• [Task description]: Read through the material below and copy each line in which the word "certificate" occurs.

-------- The records --------

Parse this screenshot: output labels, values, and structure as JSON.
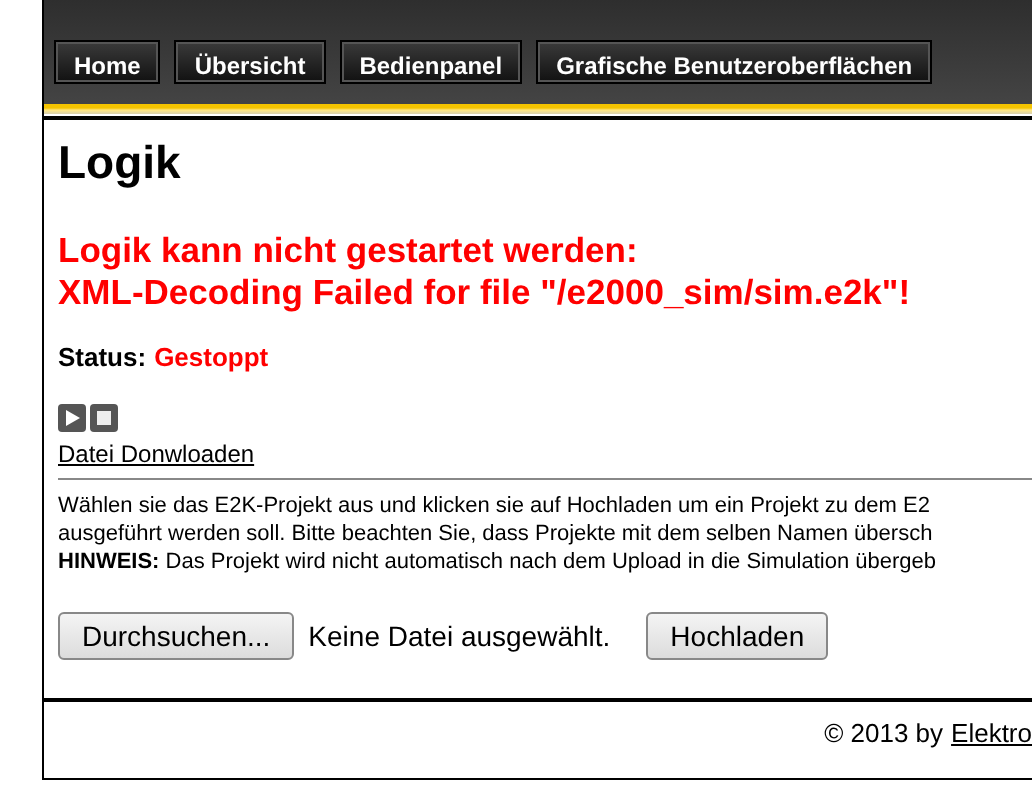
{
  "nav": [
    {
      "label": "Home"
    },
    {
      "label": "Übersicht"
    },
    {
      "label": "Bedienpanel"
    },
    {
      "label": "Grafische Benutzeroberflächen"
    }
  ],
  "page_title": "Logik",
  "error_lines": [
    "Logik kann nicht gestartet werden:",
    "XML-Decoding Failed for file \"/e2000_sim/sim.e2k\"!"
  ],
  "status": {
    "label": "Status:",
    "value": "Gestoppt"
  },
  "download_link": "Datei Donwloaden",
  "info_lines": [
    "Wählen sie das E2K-Projekt aus und klicken sie auf Hochladen um ein Projekt zu dem E2",
    "ausgeführt werden soll. Bitte beachten Sie, dass Projekte mit dem selben Namen übersch",
    "**HINWEIS:** Das Projekt wird nicht automatisch nach dem Upload in die Simulation übergeb"
  ],
  "upload": {
    "browse_button": "Durchsuchen...",
    "file_status": "Keine Datei ausgewählt.",
    "upload_button": "Hochladen"
  },
  "footer": {
    "text": "© 2013 by",
    "link": "Elektro"
  }
}
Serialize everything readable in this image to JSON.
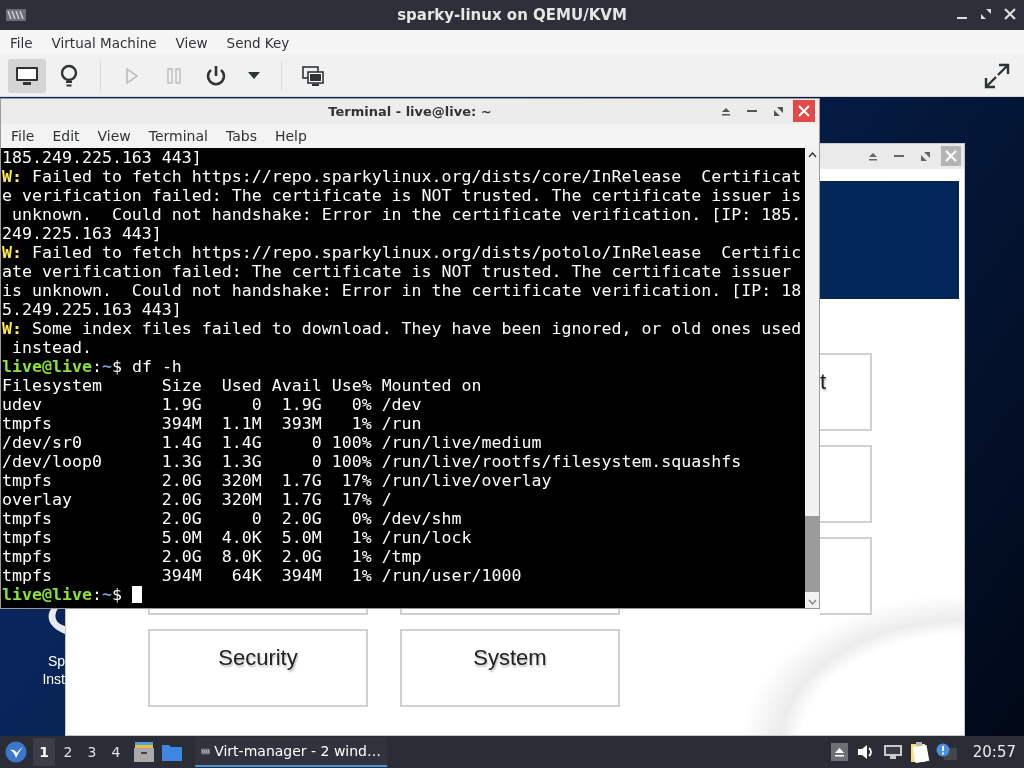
{
  "window": {
    "title": "sparky-linux on QEMU/KVM"
  },
  "menu": [
    "File",
    "Virtual Machine",
    "View",
    "Send Key"
  ],
  "toolbar": [
    {
      "kind": "monitor",
      "pressed": true
    },
    {
      "kind": "bulb",
      "pressed": false
    },
    {
      "kind": "separator"
    },
    {
      "kind": "play",
      "disabled": true
    },
    {
      "kind": "pause",
      "disabled": true
    },
    {
      "kind": "power",
      "disabled": false
    },
    {
      "kind": "dropdown"
    },
    {
      "kind": "separator"
    },
    {
      "kind": "screenshots"
    },
    {
      "kind": "fullscreen"
    }
  ],
  "guest": {
    "desktop_icon": {
      "label_lines": [
        "Sp",
        "Inst"
      ]
    },
    "app_window": {
      "tiles": [
        {
          "kind": "labeled",
          "label": "t"
        },
        {
          "kind": "blank"
        },
        {
          "kind": "blank"
        },
        {
          "kind": "blank"
        },
        {
          "kind": "blank"
        },
        {
          "kind": "labeled",
          "label": "Security"
        },
        {
          "kind": "labeled",
          "label": "System"
        }
      ]
    },
    "terminal": {
      "title": "Terminal - live@live: ~",
      "menu": [
        "File",
        "Edit",
        "View",
        "Terminal",
        "Tabs",
        "Help"
      ],
      "lines": [
        {
          "kind": "output",
          "text": "185.249.225.163 443]"
        },
        {
          "kind": "warning",
          "prefix": "W:",
          "text": " Failed to fetch https://repo.sparkylinux.org/dists/core/InRelease  Certificat"
        },
        {
          "kind": "output",
          "text": "e verification failed: The certificate is NOT trusted. The certificate issuer is"
        },
        {
          "kind": "output",
          "text": " unknown.  Could not handshake: Error in the certificate verification. [IP: 185."
        },
        {
          "kind": "output",
          "text": "249.225.163 443]"
        },
        {
          "kind": "warning",
          "prefix": "W:",
          "text": " Failed to fetch https://repo.sparkylinux.org/dists/potolo/InRelease  Certific"
        },
        {
          "kind": "output",
          "text": "ate verification failed: The certificate is NOT trusted. The certificate issuer"
        },
        {
          "kind": "output",
          "text": "is unknown.  Could not handshake: Error in the certificate verification. [IP: 18"
        },
        {
          "kind": "output",
          "text": "5.249.225.163 443]"
        },
        {
          "kind": "warning",
          "prefix": "W:",
          "text": " Some index files failed to download. They have been ignored, or old ones used"
        },
        {
          "kind": "output",
          "text": " instead."
        },
        {
          "kind": "prompt",
          "host": "live@live",
          "sep": ":",
          "path": "~",
          "symbol": "$",
          "command": " df -h"
        },
        {
          "kind": "output",
          "text": "Filesystem      Size  Used Avail Use% Mounted on"
        },
        {
          "kind": "output",
          "text": "udev            1.9G     0  1.9G   0% /dev"
        },
        {
          "kind": "output",
          "text": "tmpfs           394M  1.1M  393M   1% /run"
        },
        {
          "kind": "output",
          "text": "/dev/sr0        1.4G  1.4G     0 100% /run/live/medium"
        },
        {
          "kind": "output",
          "text": "/dev/loop0      1.3G  1.3G     0 100% /run/live/rootfs/filesystem.squashfs"
        },
        {
          "kind": "output",
          "text": "tmpfs           2.0G  320M  1.7G  17% /run/live/overlay"
        },
        {
          "kind": "output",
          "text": "overlay         2.0G  320M  1.7G  17% /"
        },
        {
          "kind": "output",
          "text": "tmpfs           2.0G     0  2.0G   0% /dev/shm"
        },
        {
          "kind": "output",
          "text": "tmpfs           5.0M  4.0K  5.0M   1% /run/lock"
        },
        {
          "kind": "output",
          "text": "tmpfs           2.0G  8.0K  2.0G   1% /tmp"
        },
        {
          "kind": "output",
          "text": "tmpfs           394M   64K  394M   1% /run/user/1000"
        },
        {
          "kind": "prompt",
          "host": "live@live",
          "sep": ":",
          "path": "~",
          "symbol": "$",
          "cursor": true
        }
      ]
    },
    "taskbar": {
      "workspaces": [
        {
          "label": "1",
          "selected": true
        },
        {
          "label": "2",
          "selected": false
        },
        {
          "label": "3",
          "selected": false
        },
        {
          "label": "4",
          "selected": false
        }
      ],
      "launchers": [
        {
          "kind": "file-cabinet"
        },
        {
          "kind": "folder"
        }
      ],
      "task": {
        "label": "Virt-manager - 2 wind…",
        "selected": true
      },
      "tray": [
        {
          "kind": "eject"
        },
        {
          "kind": "volume"
        },
        {
          "kind": "network"
        },
        {
          "kind": "notes"
        },
        {
          "kind": "notification"
        }
      ],
      "clock": "20:57"
    }
  }
}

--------

• [Exercise solution]:
          "text": "e verification failed: The certificate is NOT trusted. The certificate issuer is"
          "text": " unknown.  Could not handshake: Error in the certificate verification. [IP: 185."
          "text": "ate verification failed: The certificate is NOT trusted. The certificate issuer"
          "text": "is unknown.  Could not handshake: Error in the certificate verification. [IP: 18"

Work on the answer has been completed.